I also provide models of what good writing looks like -- and lots of them. Here's what the classroom writing process looks like: Brainstorming (Think About It) Drafting (Getting It Down) Revising (Making It Better) Editing (Making It Right) Publishing (Sharing It!) At the beginning of the writing process, I have had students write silently. For it to be successful, in my experience, students need plenty of topics handy (self-generated, or a list of topics, questions, and prompts provided). Silent writing is a wonderful, focused activity for the brainstorming and drafting stage of the writing process. However, when it comes to revising, and later, editing, I think peer interaction is necessary. Strategy 1: Provide Models This is the number one strategy for a reason.

We revise the example together. Strategy 2: Adding Details. Reading. Reading Is Fundamental Combats ‘Summer Slide’ Photo Some of my favorite childhood memories don’t spring from my own childhood at all; they are borrowed from the pages of books. I waited for spring with Frog and Toad, helped deliver Grandmother’s kiss to Little Bear, and walked to school along the beach in Provincetown on The Day the Whale Came to My Town. I had a lovely childhood on its own, but when amended by the tales on my bookshelf, it was all the more rich, filled with mystery, adventure and most important, learning. But then, I was fortunate. Fortunately, Reading Is Fundamental, or RIF, has been enriching children’s childhoods through the distribution of free books since 1966, when the founder Margaret McNamara resolved to give books to the children of Washington, D.C., children who may not otherwise have the chance to own books.

RIF’s vision has remained constant since Ms. Literacy is a prime predictor of student success, as well as a range of economic and physical well-being. I asked Ms. Unite for Literacy library. Your Rubric Is a Hot Mess; Here’s How to Fix It. Share with Friends 28.1KShares See Mrs. Jones. She has a fantastic idea for a new assignment. It’s going to be challenging and engaging and fun. Then it’s time to build a rubric. See Mrs. If you’re like Mrs. Then, when it comes time to assess student work, you’re likely to find many assignments that don’t fit neatly into any one column. And do students even read these rubrics? Might there be a better way? Instead of detailing all the different ways an assignment deviates from the target, the single-point rubric simply describes the target, using a single column of traits. For some, this alternative might cause apprehension: does this mean more writing for the teacher?

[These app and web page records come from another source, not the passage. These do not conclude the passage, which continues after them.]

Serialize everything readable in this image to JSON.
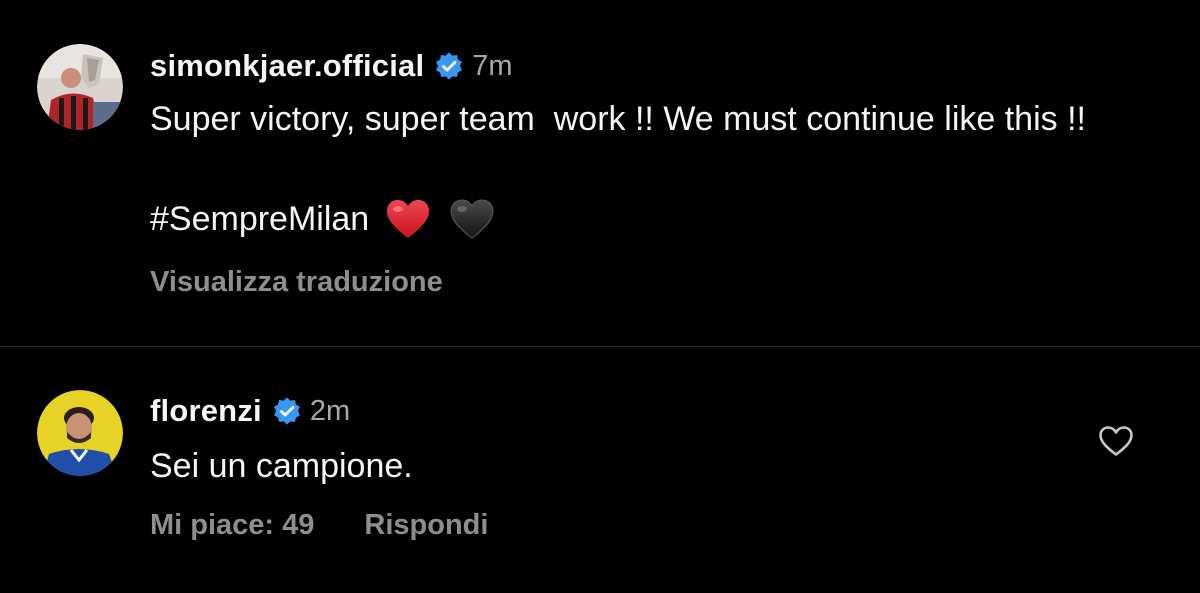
{
  "post": {
    "username": "simonkjaer.official",
    "verified_icon": "verified-badge-icon",
    "time": "7m",
    "caption": "Super victory, super team  work !! We must continue like this !!",
    "hashtag": "#SempreMilan",
    "emojis": [
      "red-heart-icon",
      "black-heart-icon"
    ],
    "translate_label": "Visualizza traduzione",
    "avatar_icon": "user-avatar-icon"
  },
  "comment": {
    "username": "florenzi",
    "verified_icon": "verified-badge-icon",
    "time": "2m",
    "text": "Sei un campione.",
    "likes_label": "Mi piace: 49",
    "reply_label": "Rispondi",
    "like_icon": "heart-outline-icon",
    "avatar_icon": "user-avatar-icon"
  },
  "colors": {
    "background": "#000000",
    "text_primary": "#f5f5f5",
    "text_secondary": "#8e8e8e",
    "verified_blue": "#3897f0",
    "divider": "#262626",
    "avatar_yellow": "#e7d325"
  }
}
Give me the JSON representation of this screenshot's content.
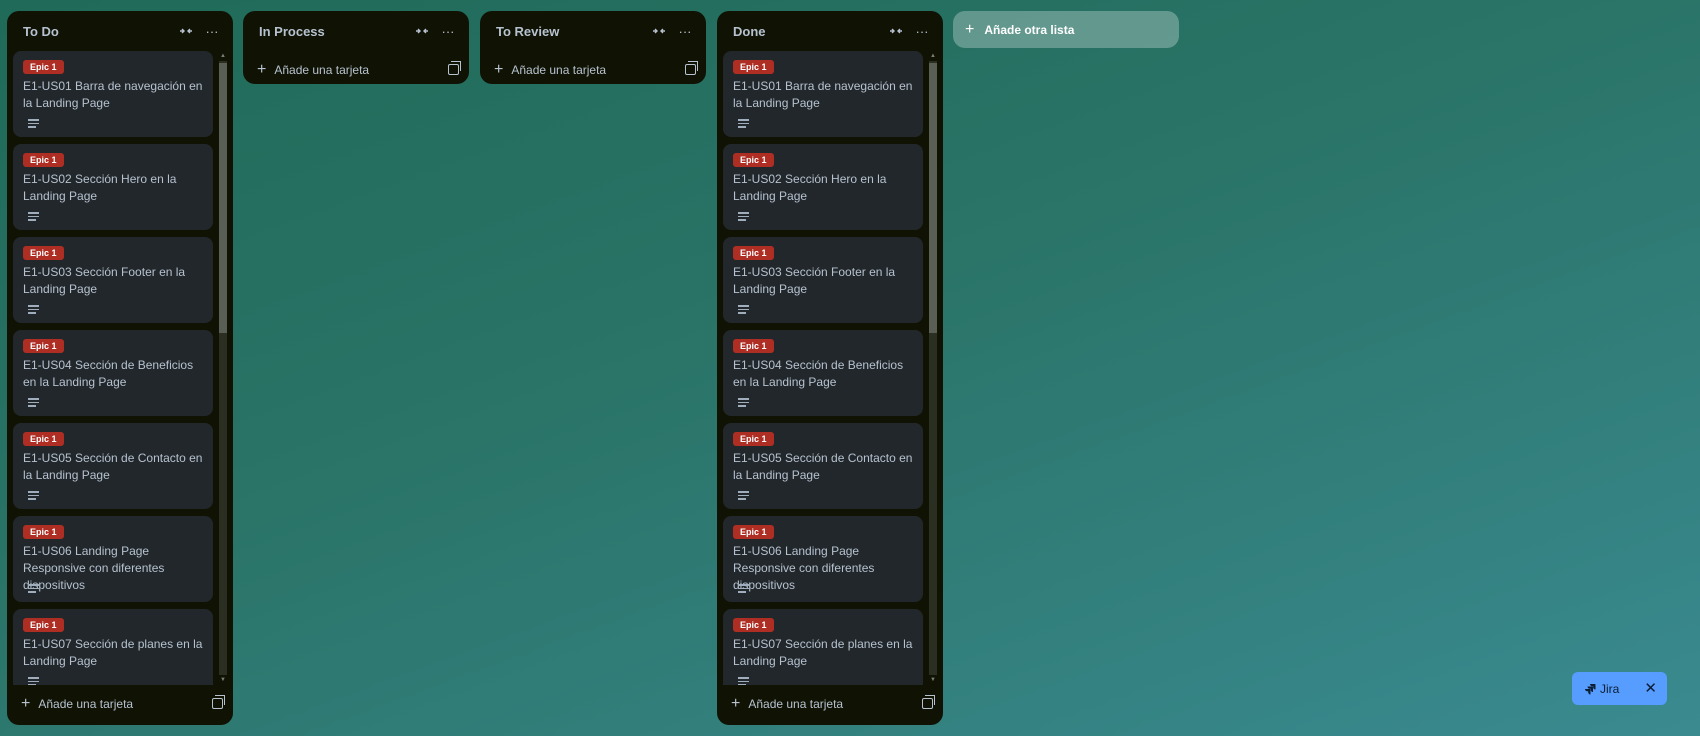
{
  "board": {
    "lists": [
      {
        "title": "To Do",
        "add_card_label": "Añade una tarjeta",
        "cards": [
          {
            "badge": "Epic 1",
            "title": "E1-US01 Barra de navegación en la Landing Page"
          },
          {
            "badge": "Epic 1",
            "title": "E1-US02 Sección Hero en la Landing Page"
          },
          {
            "badge": "Epic 1",
            "title": "E1-US03 Sección Footer en la Landing Page"
          },
          {
            "badge": "Epic 1",
            "title": "E1-US04 Sección de Beneficios en la Landing Page"
          },
          {
            "badge": "Epic 1",
            "title": "E1-US05 Sección de Contacto en la Landing Page"
          },
          {
            "badge": "Epic 1",
            "title": "E1-US06 Landing Page Responsive con diferentes dispositivos"
          },
          {
            "badge": "Epic 1",
            "title": "E1-US07 Sección de planes en la Landing Page"
          }
        ]
      },
      {
        "title": "In Process",
        "add_card_label": "Añade una tarjeta",
        "cards": []
      },
      {
        "title": "To Review",
        "add_card_label": "Añade una tarjeta",
        "cards": []
      },
      {
        "title": "Done",
        "add_card_label": "Añade una tarjeta",
        "cards": [
          {
            "badge": "Epic 1",
            "title": "E1-US01 Barra de navegación en la Landing Page"
          },
          {
            "badge": "Epic 1",
            "title": "E1-US02 Sección Hero en la Landing Page"
          },
          {
            "badge": "Epic 1",
            "title": "E1-US03 Sección Footer en la Landing Page"
          },
          {
            "badge": "Epic 1",
            "title": "E1-US04 Sección de Beneficios en la Landing Page"
          },
          {
            "badge": "Epic 1",
            "title": "E1-US05 Sección de Contacto en la Landing Page"
          },
          {
            "badge": "Epic 1",
            "title": "E1-US06 Landing Page Responsive con diferentes dispositivos"
          },
          {
            "badge": "Epic 1",
            "title": "E1-US07 Sección de planes en la Landing Page"
          }
        ]
      }
    ],
    "add_list_label": "Añade otra lista"
  },
  "icons": {
    "collapse": "collapse-list-icon",
    "more": "more-options-icon",
    "plus": "plus-icon",
    "template": "card-template-icon",
    "description": "description-icon",
    "jira": "jira-logo-icon",
    "close": "close-icon"
  },
  "jira_widget": {
    "label": "Jira",
    "close": "✕"
  },
  "colors": {
    "list_bg": "#101204",
    "card_bg": "#22272b",
    "badge": "#ae2e24",
    "jira": "#579dff"
  }
}
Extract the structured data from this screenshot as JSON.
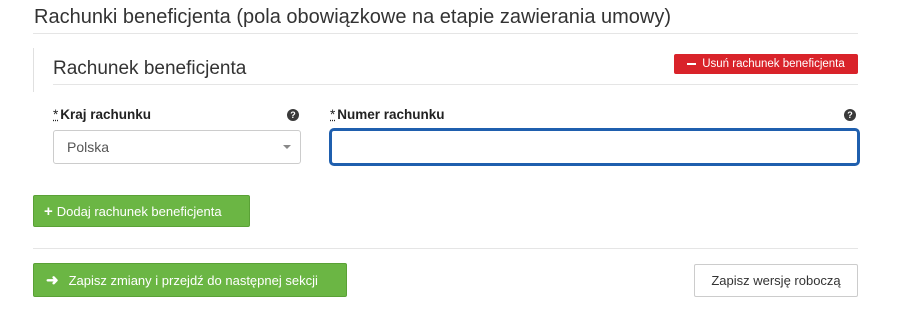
{
  "section": {
    "title": "Rachunki beneficjenta (pola obowiązkowe na etapie zawierania umowy)"
  },
  "account": {
    "title": "Rachunek beneficjenta",
    "remove_label": "Usuń rachunek beneficjenta",
    "country_label": "Kraj rachunku",
    "country_value": "Polska",
    "number_label": "Numer rachunku",
    "number_value": "",
    "required_mark": "*",
    "help_glyph": "?"
  },
  "actions": {
    "add_label": "Dodaj rachunek beneficjenta",
    "save_next_label": "Zapisz zmiany i przejdź do następnej sekcji",
    "draft_label": "Zapisz wersję roboczą"
  },
  "colors": {
    "danger": "#d9232a",
    "success": "#6bb644",
    "focus": "#1f5fae"
  },
  "icons": {
    "remove": "minus-icon",
    "help": "question-circle-icon",
    "dropdown": "caret-down-icon",
    "add": "plus-icon",
    "next": "arrow-right-icon"
  }
}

With a single-point rubric, the farce of searching for the right pre-scripted language is over, leaving you free to describe exactly what this student needs to work on. Is there ever a need for a fully loaded, “hot mess” rubric? But a teacher aspires to more than that. You and me and Mrs. About The Author Jennifer Gonzalez. Blogging in the Classroom: Student Roles.